doses melphalan, in subjects who have relapsed or progressed after previous transplant(s),
can be given safely to subjects who have failed previous transplant(s).
Autologous transplant is now considered a standard treatment for many patients with multiple
myeloma. An autologous transplant is a procedure in which stem cells are removed from a
patient and then given back to the patient following intensive treatment. Doctors remove
healthy stem cells from a patient's circulating blood system and store them before the
patient receives high-dose chemotherapy. The stem cells are then returned to the patient,
where they can produce new blood cells to replace cells destroyed by the treatment. The drug
usually used before transplant is melphalan alone in 1 or 2 high doses. In past studies
conducted at UAMS, researchers have shown that a chemotherapy treatment regimen called "VTD"
is effective in patients with multiple myeloma who have failed previous treatments. VTD is
a combination of drugs consisting of VelcadeTM (also known as bortezomib), Thalidomide, and
Dexamethasone. In this study, researchers want to find out if using the VTD regimen, along
with higher doses melphalan, in subjects who have relapsed or progressed after previous
transplant(s) can be given safely to subjects who have failed previous transplant(s).
- History of histologically documented MM with relapsed or progressive disease after
either scheduled tandem or one autologous transplantation.
- Patient has measurable disease in which to capture response.
- Performance status of 2 as per Zubroid scale, unless PS of 3-4 based solely on bone
- Patients must have a platelet count 75,000/μL, and an ANC of at least 1,000/μL.

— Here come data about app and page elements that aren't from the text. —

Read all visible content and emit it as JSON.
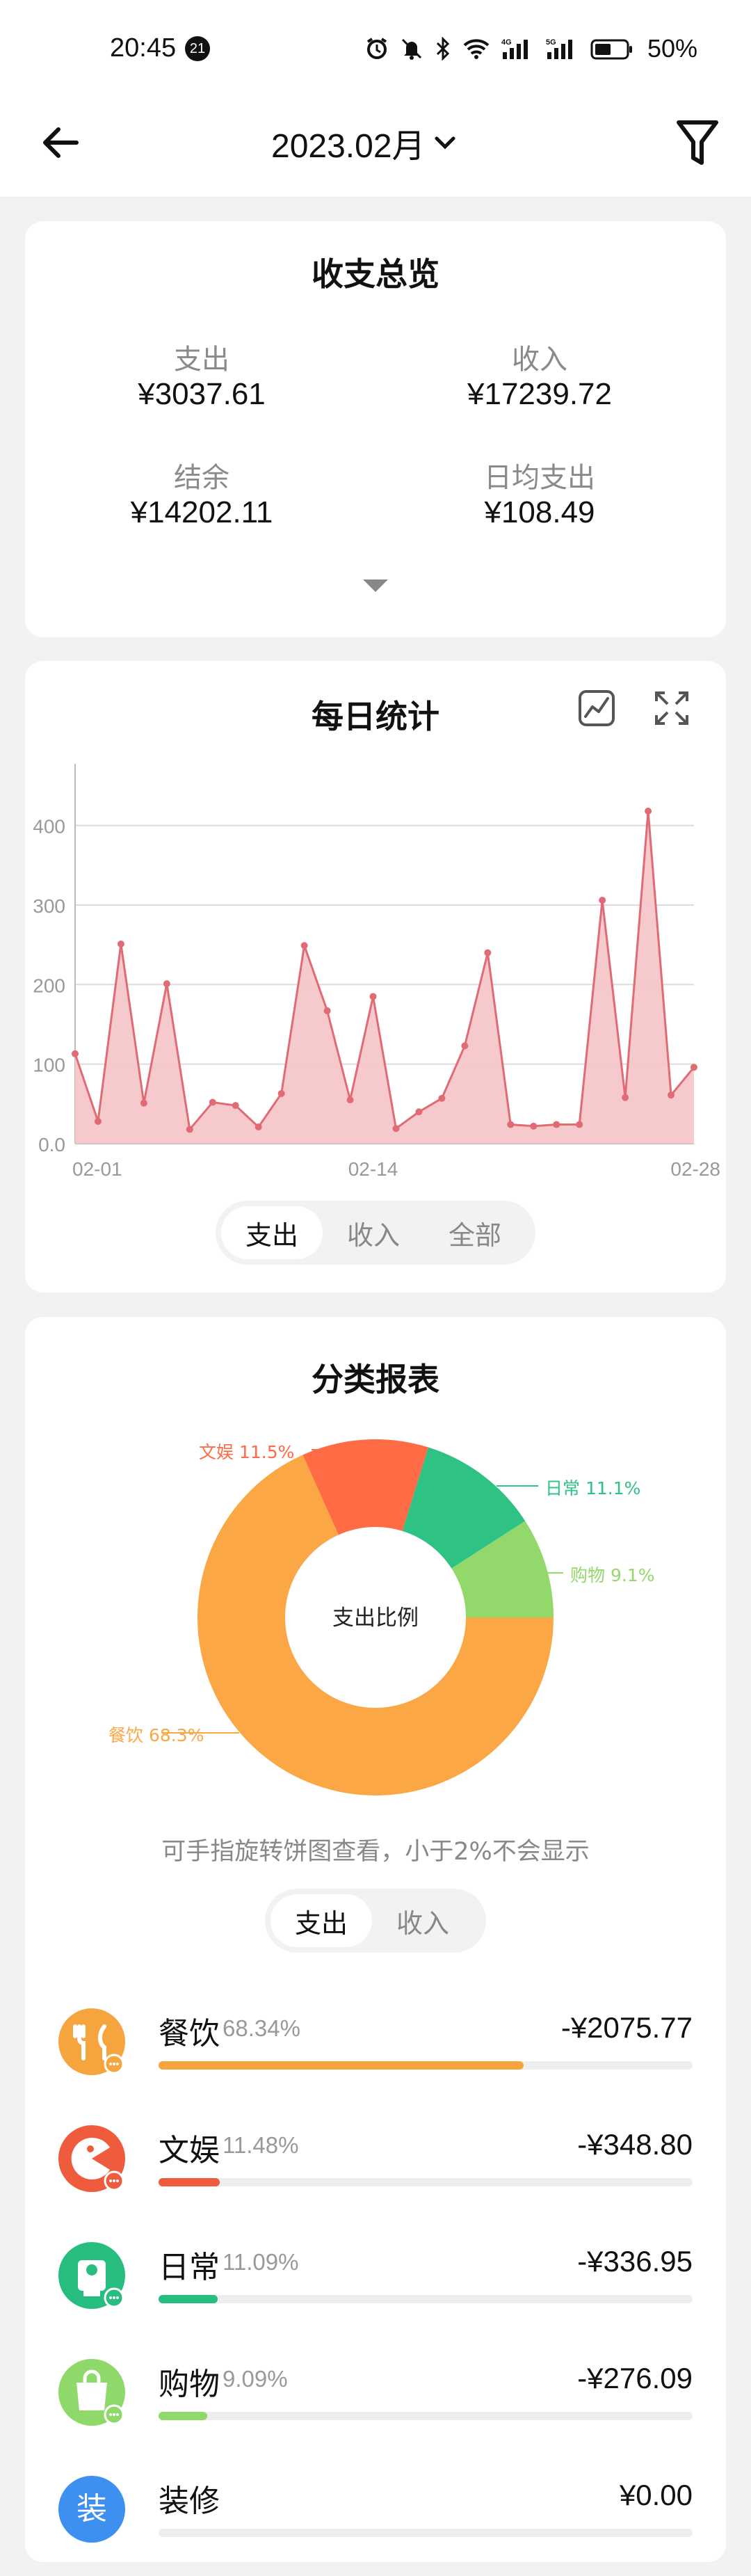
{
  "status_bar": {
    "time": "20:45",
    "notification_count": "21",
    "battery": "50%"
  },
  "header": {
    "title": "2023.02月"
  },
  "overview": {
    "title": "收支总览",
    "items": [
      {
        "label": "支出",
        "value": "¥3037.61"
      },
      {
        "label": "收入",
        "value": "¥17239.72"
      },
      {
        "label": "结余",
        "value": "¥14202.11"
      },
      {
        "label": "日均支出",
        "value": "¥108.49"
      }
    ]
  },
  "daily": {
    "title": "每日统计",
    "tabs": [
      "支出",
      "收入",
      "全部"
    ],
    "active_tab": "支出"
  },
  "chart_data": {
    "type": "area",
    "title": "每日统计",
    "x_tick_labels": [
      "02-01",
      "02-14",
      "02-28"
    ],
    "y_ticks": [
      "0.0",
      "100",
      "200",
      "300",
      "400"
    ],
    "ylim": [
      0,
      460
    ],
    "x": [
      "02-01",
      "02-02",
      "02-03",
      "02-04",
      "02-05",
      "02-06",
      "02-07",
      "02-08",
      "02-09",
      "02-10",
      "02-11",
      "02-12",
      "02-13",
      "02-14",
      "02-15",
      "02-16",
      "02-17",
      "02-18",
      "02-19",
      "02-20",
      "02-21",
      "02-22",
      "02-23",
      "02-24",
      "02-25",
      "02-26",
      "02-27",
      "02-28"
    ],
    "values": [
      113,
      28,
      251,
      51,
      201,
      18,
      52,
      48,
      21,
      63,
      249,
      167,
      55,
      185,
      19,
      40,
      57,
      123,
      240,
      24,
      22,
      24,
      24,
      306,
      58,
      418,
      61,
      96
    ],
    "color": "#e06b74",
    "fill": "#f6c6ca",
    "grid": true
  },
  "category_report": {
    "title": "分类报表",
    "pie_center_label": "支出比例",
    "hint": "可手指旋转饼图查看，小于2%不会显示",
    "tabs": [
      "支出",
      "收入"
    ],
    "active_tab": "支出",
    "pie": [
      {
        "label": "餐饮 68.3%",
        "value": 68.3,
        "color": "#fca745"
      },
      {
        "label": "文娱 11.5%",
        "value": 11.5,
        "color": "#ff6b45"
      },
      {
        "label": "日常 11.1%",
        "value": 11.1,
        "color": "#2ec384"
      },
      {
        "label": "购物 9.1%",
        "value": 9.1,
        "color": "#93d86b"
      }
    ],
    "items": [
      {
        "name": "餐饮",
        "pct": "68.34%",
        "amount": "-¥2075.77",
        "ratio": 0.6834,
        "color": "#f6a43d",
        "icon": "fork-knife-icon"
      },
      {
        "name": "文娱",
        "pct": "11.48%",
        "amount": "-¥348.80",
        "ratio": 0.1148,
        "color": "#ef5b3d",
        "icon": "pacman-icon"
      },
      {
        "name": "日常",
        "pct": "11.09%",
        "amount": "-¥336.95",
        "ratio": 0.1109,
        "color": "#27bd7e",
        "icon": "toilet-roll-icon"
      },
      {
        "name": "购物",
        "pct": "9.09%",
        "amount": "-¥276.09",
        "ratio": 0.0909,
        "color": "#8fd86a",
        "icon": "shopping-bag-icon"
      },
      {
        "name": "装修",
        "pct": "",
        "amount": "¥0.00",
        "ratio": 0,
        "color": "#3d8ff0",
        "icon": "decoration-icon",
        "icon_char": "装"
      }
    ]
  }
}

- Patients must have adequate renal function defined as serum creatinine < 2.5 mg/dL.
- Patients must have adequate hepatic function defined as serum transaminases and
direct bilirubin < 2 x the upper limit of normal.

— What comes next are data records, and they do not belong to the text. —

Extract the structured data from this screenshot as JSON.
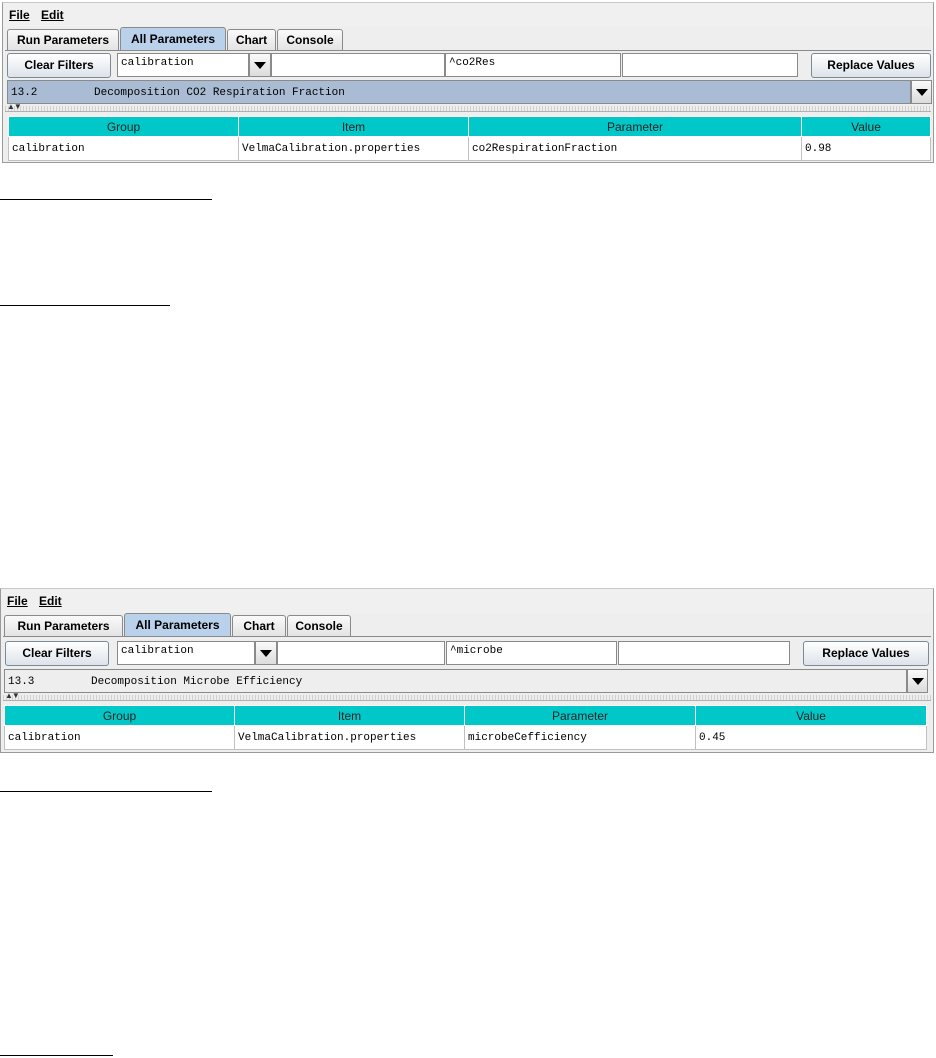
{
  "screen1": {
    "menu": {
      "file": "File",
      "edit": "Edit"
    },
    "tabs": [
      "Run Parameters",
      "All Parameters",
      "Chart",
      "Console"
    ],
    "active_tab": "All Parameters",
    "toolbar": {
      "clear_filters": "Clear Filters",
      "group_filter": "calibration",
      "item_filter": "",
      "param_filter": "^co2Res",
      "value_filter": "",
      "replace_values": "Replace Values"
    },
    "selection": {
      "number": "13.2",
      "description": "Decomposition CO2 Respiration Fraction"
    },
    "table": {
      "headers": [
        "Group",
        "Item",
        "Parameter",
        "Value"
      ],
      "rows": [
        [
          "calibration",
          "VelmaCalibration.properties",
          "co2RespirationFraction",
          "0.98"
        ]
      ]
    }
  },
  "screen2": {
    "menu": {
      "file": "File",
      "edit": "Edit"
    },
    "tabs": [
      "Run Parameters",
      "All Parameters",
      "Chart",
      "Console"
    ],
    "active_tab": "All Parameters",
    "toolbar": {
      "clear_filters": "Clear Filters",
      "group_filter": "calibration",
      "item_filter": "",
      "param_filter": "^microbe",
      "value_filter": "",
      "replace_values": "Replace Values"
    },
    "selection": {
      "number": "13.3",
      "description": "Decomposition Microbe Efficiency"
    },
    "table": {
      "headers": [
        "Group",
        "Item",
        "Parameter",
        "Value"
      ],
      "rows": [
        [
          "calibration",
          "VelmaCalibration.properties",
          "microbeCefficiency",
          "0.45"
        ]
      ]
    }
  },
  "colors": {
    "header_cyan": "#00c8c8",
    "selection_blue": "#a9bcd3",
    "active_tab": "#b9d1ea"
  }
}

- Pregnant or nursing women may not participate. Women of childbearing potential must
have a negative pregnancy documented within one week of registration. Women of
reproductive potential may not participate unless they have agreed to use an
effective contraceptive method.
- Male or female adults of at least 18 years of age.
- Patients must have signed an IRB-approved written informed consent form and
demonstrate willingness to meet follow-up schedule and study procedure obligations.
- Chemotherapy or radiotherapy received within the previous 2 weeks.
- Significant neurotoxicity, defined as grade > 2 neurotoxicity per NCI Common Toxicity
Criteria (See Appendix).
- Platelet count < 75,000/mm3, or ANC < 1,000/μl.
- Clinically significant hepatic dysfunction as noted by bilirubin or AST > 3 times the
upper normal limit or clinically significant concurrent hepatitis.
- New York Hospital Association (NYHA) Class III or Class IV heart failure.
- Myocardial infarction within the last 6 months.
- Uncontrolled, active infection requiring IV antibiotics.
- Patients with a history of treatment for clinically significant ventricular cardiac
- Poorly controlled hypertension, diabetes mellitus, or other serious or psychiatric
illness that could potentially interfere with the completion of treatment according
to this protocol.
- Pregnant or potential for pregnancy. Women of childbearing potential will have a
pregnancy test at screening, and will be required to use a medically approved
- Breast-feeding women may not participate.